> There’s little evidence, though, that mosquitoes form a crucial link in any food chain, or that their niche could not be filled by something else. When science journalist Janet Fang spun out this thought experiment for Nature in 2010, she concluded that “life would continue as before—or even better.” I arrived at the same answer when I looked into the same question for a piece published three years later. “There’s no food chain that we know of where mosquitoes are an inevitable link in a crucial process,” one mosquito-control expert told me.
Or because we like reading other sources? http://www.nature.com/news/2010/100721/full/466432a.html
In addition Mosquitoes do serve a purpose outside of being food. They introduce many diseases, much of which we developed immunities to and continue to successfully ward off naturally to this day. They are the worlds natural vaccination shot so to speak.
Truthfully the idea of killing off all mosquitoes seems so damn absurd I don't understand why anyone thinks it's a good idea.
> They introduce many diseases, much of which we developed immunities to and continue to successfully ward off naturally to this day
What diseases are you referring to here?

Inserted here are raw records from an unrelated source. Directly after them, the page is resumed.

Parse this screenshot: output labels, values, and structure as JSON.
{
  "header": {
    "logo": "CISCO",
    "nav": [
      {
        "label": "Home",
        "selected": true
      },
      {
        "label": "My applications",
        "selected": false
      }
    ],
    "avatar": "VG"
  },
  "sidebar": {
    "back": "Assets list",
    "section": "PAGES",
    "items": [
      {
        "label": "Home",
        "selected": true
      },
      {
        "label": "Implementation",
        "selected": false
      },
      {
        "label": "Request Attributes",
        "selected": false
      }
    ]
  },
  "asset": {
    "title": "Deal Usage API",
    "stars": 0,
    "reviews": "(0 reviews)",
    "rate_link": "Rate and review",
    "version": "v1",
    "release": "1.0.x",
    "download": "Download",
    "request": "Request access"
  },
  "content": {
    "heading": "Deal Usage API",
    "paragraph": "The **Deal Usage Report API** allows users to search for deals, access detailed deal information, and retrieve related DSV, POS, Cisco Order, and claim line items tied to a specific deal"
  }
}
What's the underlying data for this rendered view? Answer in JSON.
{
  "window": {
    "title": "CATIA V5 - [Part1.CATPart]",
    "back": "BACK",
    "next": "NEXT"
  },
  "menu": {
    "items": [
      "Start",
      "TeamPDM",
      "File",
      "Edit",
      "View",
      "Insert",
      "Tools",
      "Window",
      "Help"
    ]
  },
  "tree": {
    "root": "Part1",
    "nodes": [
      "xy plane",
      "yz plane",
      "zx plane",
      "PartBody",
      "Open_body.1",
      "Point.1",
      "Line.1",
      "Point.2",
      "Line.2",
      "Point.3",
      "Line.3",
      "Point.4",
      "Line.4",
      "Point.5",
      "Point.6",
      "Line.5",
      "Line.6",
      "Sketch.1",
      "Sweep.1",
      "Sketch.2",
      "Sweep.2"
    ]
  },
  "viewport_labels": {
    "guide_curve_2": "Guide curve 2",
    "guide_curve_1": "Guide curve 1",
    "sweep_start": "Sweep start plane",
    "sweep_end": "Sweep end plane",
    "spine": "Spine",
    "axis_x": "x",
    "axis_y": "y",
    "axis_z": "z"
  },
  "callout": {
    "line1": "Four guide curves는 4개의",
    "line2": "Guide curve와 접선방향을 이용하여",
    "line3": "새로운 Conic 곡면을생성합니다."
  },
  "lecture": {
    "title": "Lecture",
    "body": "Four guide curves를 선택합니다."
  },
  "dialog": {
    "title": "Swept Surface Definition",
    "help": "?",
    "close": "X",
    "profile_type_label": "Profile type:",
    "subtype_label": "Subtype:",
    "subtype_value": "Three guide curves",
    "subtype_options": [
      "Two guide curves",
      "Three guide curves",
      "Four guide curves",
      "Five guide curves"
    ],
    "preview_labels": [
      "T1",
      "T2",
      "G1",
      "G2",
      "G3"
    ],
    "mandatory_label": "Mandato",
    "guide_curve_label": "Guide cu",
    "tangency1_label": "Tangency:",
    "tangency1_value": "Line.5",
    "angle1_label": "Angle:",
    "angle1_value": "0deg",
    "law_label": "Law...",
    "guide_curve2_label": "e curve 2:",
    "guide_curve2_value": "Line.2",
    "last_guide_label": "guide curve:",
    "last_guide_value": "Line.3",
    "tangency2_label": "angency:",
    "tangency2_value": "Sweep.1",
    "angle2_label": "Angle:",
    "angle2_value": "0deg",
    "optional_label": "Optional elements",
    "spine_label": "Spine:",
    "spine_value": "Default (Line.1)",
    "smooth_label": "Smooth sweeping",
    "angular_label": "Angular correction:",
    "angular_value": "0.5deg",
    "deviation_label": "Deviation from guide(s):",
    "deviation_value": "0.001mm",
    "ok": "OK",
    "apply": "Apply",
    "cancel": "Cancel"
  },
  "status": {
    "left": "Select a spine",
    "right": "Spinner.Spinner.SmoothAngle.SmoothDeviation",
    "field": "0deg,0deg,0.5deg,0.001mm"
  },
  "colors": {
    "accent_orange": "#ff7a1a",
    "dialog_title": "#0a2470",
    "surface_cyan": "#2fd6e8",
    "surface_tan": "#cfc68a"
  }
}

There are ~200 million cases of malaria a year and about ~500k of those are fatal. It's a debilitating disease and if it happens to the breadwinners it can ruin the entire family. Hardly a "handful" of people